11 November 2010 - Berlin/Geneva -The World Health Organization today issued its most comprehensive report ever on the progress being made in combating the tuberculosis (TB) epidemic. The publication contains the very latest data, and for the first time also includes online profiles from 212 countries and territories The report is also available here from 11am GMT today.
"The findings in the Global Tuberculosis Control 2010 publication confirm that when WHO's best practices are put in place, and with the right amount of funding and commitments from governments, we can turn the tide on the TB epidemic," said Dr Mario Raviglione, Director of the WHO Stop TB Department. "Since 1995, we have seen considerable improvements in the quality of TB care, and these improvements are having a positive impact in some of the world's poorest countries. Since 1995, 41 million people have been cured and 6 million lives have been saved. These are major successes that have been achieved largely without any 'magic bullet'.
"However, with 1.7 million people dying from tuberculosis last year - including 380 000 women, many of whom were young mothers - these successes are far too fragile. No government is doing too much in TB. Commitments are being short-changed. If governments are genuinely committed to stopping TB, they must seize all the opportunities that are available right now and all the opportunities that may come in the near future."
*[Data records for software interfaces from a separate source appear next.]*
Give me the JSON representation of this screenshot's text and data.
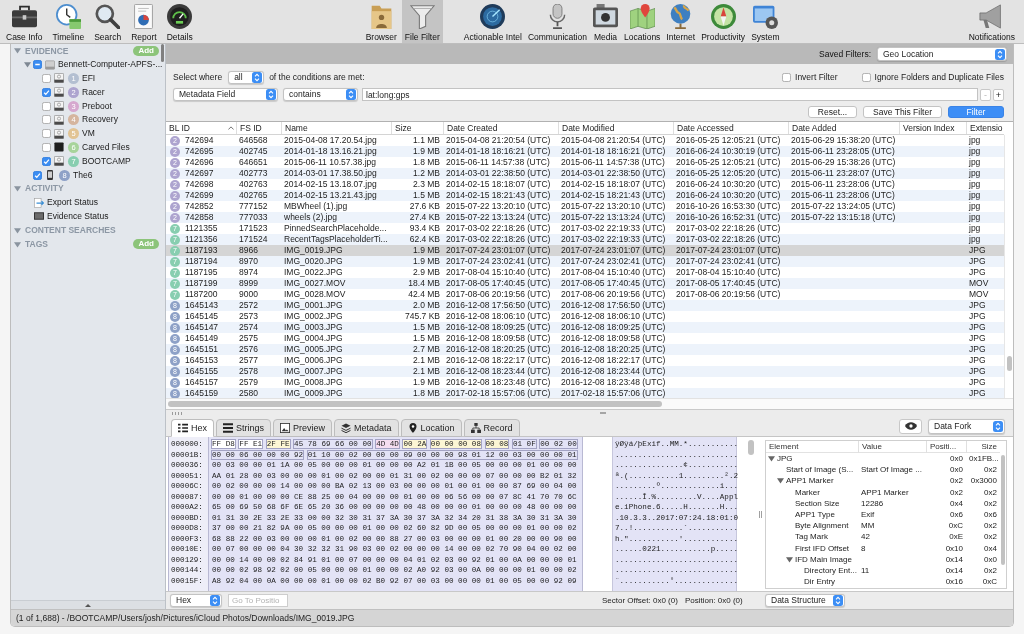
{
  "toolbar": {
    "tools": [
      {
        "label": "Case Info"
      },
      {
        "label": "Timeline"
      },
      {
        "label": "Search"
      },
      {
        "label": "Report"
      },
      {
        "label": "Details"
      }
    ],
    "views": [
      {
        "label": "Browser",
        "selected": false
      },
      {
        "label": "File Filter",
        "selected": true
      }
    ],
    "artifacts": [
      {
        "label": "Actionable Intel"
      },
      {
        "label": "Communication"
      },
      {
        "label": "Media"
      },
      {
        "label": "Locations"
      },
      {
        "label": "Internet"
      },
      {
        "label": "Productivity"
      },
      {
        "label": "System"
      }
    ],
    "notifications": {
      "label": "Notifications"
    }
  },
  "sidebar": {
    "sections": [
      {
        "title": "EVIDENCE",
        "expanded": true,
        "add_button": "Add",
        "items": [
          {
            "label": "Bennett-Computer-APFS-...",
            "kind": "disk",
            "checked": true,
            "mixed": true,
            "expanded": true,
            "children": [
              {
                "label": "EFI",
                "kind": "volume",
                "badge": "1",
                "color": "#b3bfd1",
                "checked": false
              },
              {
                "label": "Racer",
                "kind": "volume",
                "badge": "2",
                "color": "#ada4cf",
                "checked": true
              },
              {
                "label": "Preboot",
                "kind": "volume",
                "badge": "3",
                "color": "#d6a8cf",
                "checked": false
              },
              {
                "label": "Recovery",
                "kind": "volume",
                "badge": "4",
                "color": "#d5b59e",
                "checked": false
              },
              {
                "label": "VM",
                "kind": "volume",
                "badge": "5",
                "color": "#e2c494",
                "checked": false
              },
              {
                "label": "Carved Files",
                "kind": "carved",
                "badge": "6",
                "color": "#a8d49b",
                "checked": false
              },
              {
                "label": "BOOTCAMP",
                "kind": "volume",
                "badge": "7",
                "color": "#88ceb0",
                "checked": true
              }
            ]
          },
          {
            "label": "The6",
            "kind": "phone",
            "badge": "8",
            "color": "#8ea1c7",
            "checked": true,
            "mixed": false
          }
        ]
      },
      {
        "title": "ACTIVITY",
        "expanded": true,
        "items": [
          {
            "label": "Export Status",
            "kind": "export"
          },
          {
            "label": "Evidence Status",
            "kind": "status"
          }
        ]
      },
      {
        "title": "CONTENT SEARCHES",
        "expanded": true
      },
      {
        "title": "TAGS",
        "expanded": true,
        "add_button": "Add"
      }
    ]
  },
  "filter": {
    "saved_label": "Saved Filters:",
    "saved_value": "Geo Location",
    "select_where": "Select where",
    "match": "all",
    "conditions_text": "of the conditions are met:",
    "options": [
      {
        "label": "Invert Filter",
        "checked": false
      },
      {
        "label": "Ignore Folders and Duplicate Files",
        "checked": false
      }
    ],
    "condition": {
      "field": "Metadata Field",
      "operator": "contains",
      "value": "lat:long:gps",
      "remove": {
        "label": "-",
        "disabled": true
      },
      "add": {
        "label": "+",
        "disabled": false
      }
    },
    "buttons": [
      {
        "label": "Reset...",
        "kind": "secondary"
      },
      {
        "label": "Save This Filter",
        "kind": "secondary"
      },
      {
        "label": "Filter",
        "kind": "primary"
      }
    ]
  },
  "table": {
    "columns": [
      {
        "label": "BL ID",
        "sorted": true
      },
      {
        "label": "FS ID",
        "sorted": false
      },
      {
        "label": "Name",
        "sorted": false
      },
      {
        "label": "Size",
        "sorted": false
      },
      {
        "label": "Date Created",
        "sorted": false
      },
      {
        "label": "Date Modified",
        "sorted": false
      },
      {
        "label": "Date Accessed",
        "sorted": false
      },
      {
        "label": "Date Added",
        "sorted": false
      },
      {
        "label": "Version Index",
        "sorted": false
      },
      {
        "label": "Extensio",
        "sorted": false
      }
    ],
    "rows": [
      {
        "badge": "2",
        "color": "#ada4cf",
        "bl_id": "742694",
        "fs_id": "646568",
        "name": "2015-04-08 17.20.54.jpg",
        "size": "1.1 MB",
        "created": "2015-04-08 21:20:54 (UTC)",
        "modified": "2015-04-08 21:20:54 (UTC)",
        "accessed": "2016-05-25 12:05:21 (UTC)",
        "added": "2015-06-29 15:38:20 (UTC)",
        "extension": "jpg",
        "selected": false
      },
      {
        "badge": "2",
        "color": "#ada4cf",
        "bl_id": "742695",
        "fs_id": "402745",
        "name": "2014-01-18 13.16.21.jpg",
        "size": "1.9 MB",
        "created": "2014-01-18 18:16:21 (UTC)",
        "modified": "2014-01-18 18:16:21 (UTC)",
        "accessed": "2016-06-24 10:30:19 (UTC)",
        "added": "2015-06-11 23:28:05 (UTC)",
        "extension": "jpg",
        "selected": false
      },
      {
        "badge": "2",
        "color": "#ada4cf",
        "bl_id": "742696",
        "fs_id": "646651",
        "name": "2015-06-11 10.57.38.jpg",
        "size": "1.8 MB",
        "created": "2015-06-11 14:57:38 (UTC)",
        "modified": "2015-06-11 14:57:38 (UTC)",
        "accessed": "2016-05-25 12:05:21 (UTC)",
        "added": "2015-06-29 15:38:26 (UTC)",
        "extension": "jpg",
        "selected": false
      },
      {
        "badge": "2",
        "color": "#ada4cf",
        "bl_id": "742697",
        "fs_id": "402773",
        "name": "2014-03-01 17.38.50.jpg",
        "size": "1.2 MB",
        "created": "2014-03-01 22:38:50 (UTC)",
        "modified": "2014-03-01 22:38:50 (UTC)",
        "accessed": "2016-05-25 12:05:20 (UTC)",
        "added": "2015-06-11 23:28:07 (UTC)",
        "extension": "jpg",
        "selected": false
      },
      {
        "badge": "2",
        "color": "#ada4cf",
        "bl_id": "742698",
        "fs_id": "402763",
        "name": "2014-02-15 13.18.07.jpg",
        "size": "2.3 MB",
        "created": "2014-02-15 18:18:07 (UTC)",
        "modified": "2014-02-15 18:18:07 (UTC)",
        "accessed": "2016-06-24 10:30:20 (UTC)",
        "added": "2015-06-11 23:28:06 (UTC)",
        "extension": "jpg",
        "selected": false
      },
      {
        "badge": "2",
        "color": "#ada4cf",
        "bl_id": "742699",
        "fs_id": "402765",
        "name": "2014-02-15 13.21.43.jpg",
        "size": "1.5 MB",
        "created": "2014-02-15 18:21:43 (UTC)",
        "modified": "2014-02-15 18:21:43 (UTC)",
        "accessed": "2016-06-24 10:30:20 (UTC)",
        "added": "2015-06-11 23:28:06 (UTC)",
        "extension": "jpg",
        "selected": false
      },
      {
        "badge": "2",
        "color": "#ada4cf",
        "bl_id": "742852",
        "fs_id": "777152",
        "name": "MBWheel (1).jpg",
        "size": "27.6 KB",
        "created": "2015-07-22 13:20:10 (UTC)",
        "modified": "2015-07-22 13:20:10 (UTC)",
        "accessed": "2016-10-26 16:53:30 (UTC)",
        "added": "2015-07-22 13:24:05 (UTC)",
        "extension": "jpg",
        "selected": false
      },
      {
        "badge": "2",
        "color": "#ada4cf",
        "bl_id": "742858",
        "fs_id": "777033",
        "name": "wheels (2).jpg",
        "size": "27.4 KB",
        "created": "2015-07-22 13:13:24 (UTC)",
        "modified": "2015-07-22 13:13:24 (UTC)",
        "accessed": "2016-10-26 16:52:31 (UTC)",
        "added": "2015-07-22 13:15:18 (UTC)",
        "extension": "jpg",
        "selected": false
      },
      {
        "badge": "7",
        "color": "#88ceb0",
        "bl_id": "1121355",
        "fs_id": "171523",
        "name": "PinnedSearchPlaceholde...",
        "size": "93.4 KB",
        "created": "2017-03-02 22:18:26 (UTC)",
        "modified": "2017-03-02 22:19:33 (UTC)",
        "accessed": "2017-03-02 22:18:26 (UTC)",
        "extension": "jpg",
        "selected": false
      },
      {
        "badge": "7",
        "color": "#88ceb0",
        "bl_id": "1121356",
        "fs_id": "171524",
        "name": "RecentTagsPlaceholderTi...",
        "size": "62.4 KB",
        "created": "2017-03-02 22:18:26 (UTC)",
        "modified": "2017-03-02 22:19:33 (UTC)",
        "accessed": "2017-03-02 22:18:26 (UTC)",
        "extension": "jpg",
        "selected": false
      },
      {
        "badge": "7",
        "color": "#88ceb0",
        "bl_id": "1187193",
        "fs_id": "8966",
        "name": "IMG_0019.JPG",
        "size": "1.9 MB",
        "created": "2017-07-24 23:01:07 (UTC)",
        "modified": "2017-07-24 23:01:07 (UTC)",
        "accessed": "2017-07-24 23:01:07 (UTC)",
        "extension": "JPG",
        "selected": true
      },
      {
        "badge": "7",
        "color": "#88ceb0",
        "bl_id": "1187194",
        "fs_id": "8970",
        "name": "IMG_0020.JPG",
        "size": "1.9 MB",
        "created": "2017-07-24 23:02:41 (UTC)",
        "modified": "2017-07-24 23:02:41 (UTC)",
        "accessed": "2017-07-24 23:02:41 (UTC)",
        "extension": "JPG",
        "selected": false
      },
      {
        "badge": "7",
        "color": "#88ceb0",
        "bl_id": "1187195",
        "fs_id": "8974",
        "name": "IMG_0022.JPG",
        "size": "2.9 MB",
        "created": "2017-08-04 15:10:40 (UTC)",
        "modified": "2017-08-04 15:10:40 (UTC)",
        "accessed": "2017-08-04 15:10:40 (UTC)",
        "extension": "JPG",
        "selected": false
      },
      {
        "badge": "7",
        "color": "#88ceb0",
        "bl_id": "1187199",
        "fs_id": "8999",
        "name": "IMG_0027.MOV",
        "size": "18.4 MB",
        "created": "2017-08-05 17:40:45 (UTC)",
        "modified": "2017-08-05 17:40:45 (UTC)",
        "accessed": "2017-08-05 17:40:45 (UTC)",
        "extension": "MOV",
        "selected": false
      },
      {
        "badge": "7",
        "color": "#88ceb0",
        "bl_id": "1187200",
        "fs_id": "9000",
        "name": "IMG_0028.MOV",
        "size": "42.4 MB",
        "created": "2017-08-06 20:19:56 (UTC)",
        "modified": "2017-08-06 20:19:56 (UTC)",
        "accessed": "2017-08-06 20:19:56 (UTC)",
        "extension": "MOV",
        "selected": false
      },
      {
        "badge": "8",
        "color": "#8ea1c7",
        "bl_id": "1645143",
        "fs_id": "2572",
        "name": "IMG_0001.JPG",
        "size": "2.0 MB",
        "created": "2016-12-08 17:56:50 (UTC)",
        "modified": "2016-12-08 17:56:50 (UTC)",
        "extension": "JPG",
        "selected": false
      },
      {
        "badge": "8",
        "color": "#8ea1c7",
        "bl_id": "1645145",
        "fs_id": "2573",
        "name": "IMG_0002.JPG",
        "size": "745.7 KB",
        "created": "2016-12-08 18:06:10 (UTC)",
        "modified": "2016-12-08 18:06:10 (UTC)",
        "extension": "JPG",
        "selected": false
      },
      {
        "badge": "8",
        "color": "#8ea1c7",
        "bl_id": "1645147",
        "fs_id": "2574",
        "name": "IMG_0003.JPG",
        "size": "1.5 MB",
        "created": "2016-12-08 18:09:25 (UTC)",
        "modified": "2016-12-08 18:09:25 (UTC)",
        "extension": "JPG",
        "selected": false
      },
      {
        "badge": "8",
        "color": "#8ea1c7",
        "bl_id": "1645149",
        "fs_id": "2575",
        "name": "IMG_0004.JPG",
        "size": "1.5 MB",
        "created": "2016-12-08 18:09:58 (UTC)",
        "modified": "2016-12-08 18:09:58 (UTC)",
        "extension": "JPG",
        "selected": false
      },
      {
        "badge": "8",
        "color": "#8ea1c7",
        "bl_id": "1645151",
        "fs_id": "2576",
        "name": "IMG_0005.JPG",
        "size": "2.7 MB",
        "created": "2016-12-08 18:20:25 (UTC)",
        "modified": "2016-12-08 18:20:25 (UTC)",
        "extension": "JPG",
        "selected": false
      },
      {
        "badge": "8",
        "color": "#8ea1c7",
        "bl_id": "1645153",
        "fs_id": "2577",
        "name": "IMG_0006.JPG",
        "size": "2.1 MB",
        "created": "2016-12-08 18:22:17 (UTC)",
        "modified": "2016-12-08 18:22:17 (UTC)",
        "extension": "JPG",
        "selected": false
      },
      {
        "badge": "8",
        "color": "#8ea1c7",
        "bl_id": "1645155",
        "fs_id": "2578",
        "name": "IMG_0007.JPG",
        "size": "2.1 MB",
        "created": "2016-12-08 18:23:44 (UTC)",
        "modified": "2016-12-08 18:23:44 (UTC)",
        "extension": "JPG",
        "selected": false
      },
      {
        "badge": "8",
        "color": "#8ea1c7",
        "bl_id": "1645157",
        "fs_id": "2579",
        "name": "IMG_0008.JPG",
        "size": "1.9 MB",
        "created": "2016-12-08 18:23:48 (UTC)",
        "modified": "2016-12-08 18:23:48 (UTC)",
        "extension": "JPG",
        "selected": false
      },
      {
        "badge": "8",
        "color": "#8ea1c7",
        "bl_id": "1645159",
        "fs_id": "2580",
        "name": "IMG_0009.JPG",
        "size": "1.8 MB",
        "created": "2017-02-18 15:57:06 (UTC)",
        "modified": "2017-02-18 15:57:06 (UTC)",
        "extension": "JPG",
        "selected": false
      }
    ]
  },
  "inspector": {
    "tabs": [
      {
        "label": "Hex",
        "selected": true
      },
      {
        "label": "Strings",
        "selected": false
      },
      {
        "label": "Preview",
        "selected": false
      },
      {
        "label": "Metadata",
        "selected": false
      },
      {
        "label": "Location",
        "selected": false
      },
      {
        "label": "Record",
        "selected": false
      }
    ],
    "fork": "Data Fork",
    "hex": {
      "rows": [
        {
          "offset": "000000:",
          "groups": [
            {
              "bytes": "FF D8",
              "color": "#ffffff"
            },
            {
              "bytes": "FF E1",
              "color": "#ffffff"
            },
            {
              "bytes": "2F FE",
              "color": "#fcf6d4"
            },
            {
              "bytes": "45 78 69 66 00 00"
            },
            {
              "bytes": "4D 4D",
              "color": "#f5ddf0"
            },
            {
              "bytes": "00 2A",
              "color": "#fcf6d4"
            },
            {
              "bytes": "00 00 00 08",
              "color": "#fcf6d4"
            },
            {
              "bytes": "00 08",
              "color": "#fcf6d4"
            },
            {
              "bytes": "01 0F"
            },
            {
              "bytes": "00 02 00"
            }
          ],
          "ascii": "ÿØÿá/þExif..MM.*..........."
        },
        {
          "offset": "00001B:",
          "groups": [
            {
              "bytes": "00 00 06 00 00 00 92"
            },
            {
              "bytes": "01 10 00 02 00 00 00 09 00 00 00 98 01 12 00 03 00 00 00 01"
            }
          ],
          "ascii": "..........................."
        },
        {
          "offset": "000036:",
          "bytes": "00 03 00 00 01 1A 00 05 00 00 00 01 00 00 00 A2 01 1B 00 05 00 00 00 01 00 00 00",
          "ascii": "...............¢..........."
        },
        {
          "offset": "000051:",
          "bytes": "AA 01 28 00 03 00 00 00 01 00 02 00 00 01 31 00 02 00 00 00 07 00 00 00 B2 01 32",
          "ascii": "ª.(...........1.........².2"
        },
        {
          "offset": "00006C:",
          "bytes": "00 02 00 00 00 14 00 00 00 BA 02 13 00 03 00 00 00 01 00 01 00 00 87 69 00 04 00",
          "ascii": ".........º.............i..."
        },
        {
          "offset": "000087:",
          "bytes": "00 00 01 00 00 00 CE 88 25 00 04 00 00 00 01 00 00 06 56 00 00 07 8C 41 70 70 6C",
          "ascii": "......Î.%.........V....Appl"
        },
        {
          "offset": "0000A2:",
          "bytes": "65 00 69 50 68 6F 6E 65 20 36 00 00 00 00 00 48 00 00 00 01 00 00 00 48 00 00 00",
          "ascii": "e.iPhone.6.....H.......H..."
        },
        {
          "offset": "0000BD:",
          "bytes": "01 31 30 2E 33 2E 33 00 00 32 30 31 37 3A 30 37 3A 32 34 20 31 38 3A 30 31 3A 30",
          "ascii": ".10.3.3..2017:07:24.18:01:0"
        },
        {
          "offset": "0000D8:",
          "bytes": "37 00 00 21 82 9A 00 05 00 00 00 01 00 00 02 60 82 9D 00 05 00 00 00 01 00 00 02",
          "ascii": "7..!...........`..........."
        },
        {
          "offset": "0000F3:",
          "bytes": "68 88 22 00 03 00 00 00 01 00 02 00 00 88 27 00 03 00 00 00 01 00 20 00 00 90 00",
          "ascii": "h.\"...........'............"
        },
        {
          "offset": "00010E:",
          "bytes": "00 07 00 00 00 04 30 32 32 31 90 03 00 02 00 00 00 14 00 00 02 70 90 04 00 02 00",
          "ascii": "......0221...........p....."
        },
        {
          "offset": "000129:",
          "bytes": "00 00 14 00 00 02 84 91 01 00 07 00 00 00 04 01 02 03 00 92 01 00 0A 00 00 00 01",
          "ascii": "..........................."
        },
        {
          "offset": "000144:",
          "bytes": "00 00 02 98 92 02 00 05 00 00 00 01 00 00 02 A0 92 03 00 0A 00 00 00 01 00 00 02",
          "ascii": "..........................."
        },
        {
          "offset": "00015F:",
          "bytes": "A8 92 04 00 0A 00 00 00 01 00 00 02 B0 92 07 00 03 00 00 00 01 00 05 00 00 92 09",
          "ascii": "¨...........°.............."
        }
      ]
    },
    "mode": "Hex",
    "goto_placeholder": "Go To Positio",
    "sector_offset": "Sector Offset: 0x0 (0)",
    "position": "Position: 0x0 (0)",
    "structure": {
      "columns": [
        "Element",
        "Value",
        "Positi...",
        "Size"
      ],
      "rows": [
        {
          "element": "JPG",
          "position": "0x0",
          "size": "0x1FB...",
          "expanded": true,
          "children": [
            {
              "element": "Start of Image (S...",
              "value": "Start Of Image ...",
              "position": "0x0",
              "size": "0x2"
            },
            {
              "element": "APP1 Marker",
              "position": "0x2",
              "size": "0x3000",
              "expanded": true,
              "children": [
                {
                  "element": "Marker",
                  "value": "APP1 Marker",
                  "position": "0x2",
                  "size": "0x2"
                },
                {
                  "element": "Section Size",
                  "value": "12286",
                  "position": "0x4",
                  "size": "0x2"
                },
                {
                  "element": "APP1 Type",
                  "value": "Exif",
                  "position": "0x6",
                  "size": "0x6"
                },
                {
                  "element": "Byte Alignment",
                  "value": "MM",
                  "position": "0xC",
                  "size": "0x2"
                },
                {
                  "element": "Tag Mark",
                  "value": "42",
                  "position": "0xE",
                  "size": "0x2"
                },
                {
                  "element": "First IFD Offset",
                  "value": "8",
                  "position": "0x10",
                  "size": "0x4"
                },
                {
                  "element": "IFD Main Image",
                  "position": "0x14",
                  "size": "0x0",
                  "expanded": true,
                  "children": [
                    {
                      "element": "Directory Ent...",
                      "value": "11",
                      "position": "0x14",
                      "size": "0x2"
                    },
                    {
                      "element": "Dir Entry",
                      "position": "0x16",
                      "size": "0xC"
                    }
                  ]
                }
              ]
            }
          ]
        }
      ]
    },
    "structure_mode": "Data Structure"
  },
  "status_bar": {
    "text": "(1 of 1,688) - /BOOTCAMP/Users/josh/Pictures/iCloud Photos/Downloads/IMG_0019.JPG"
  }
}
Among the successes highlighted in the report are:
Major challenges still exist: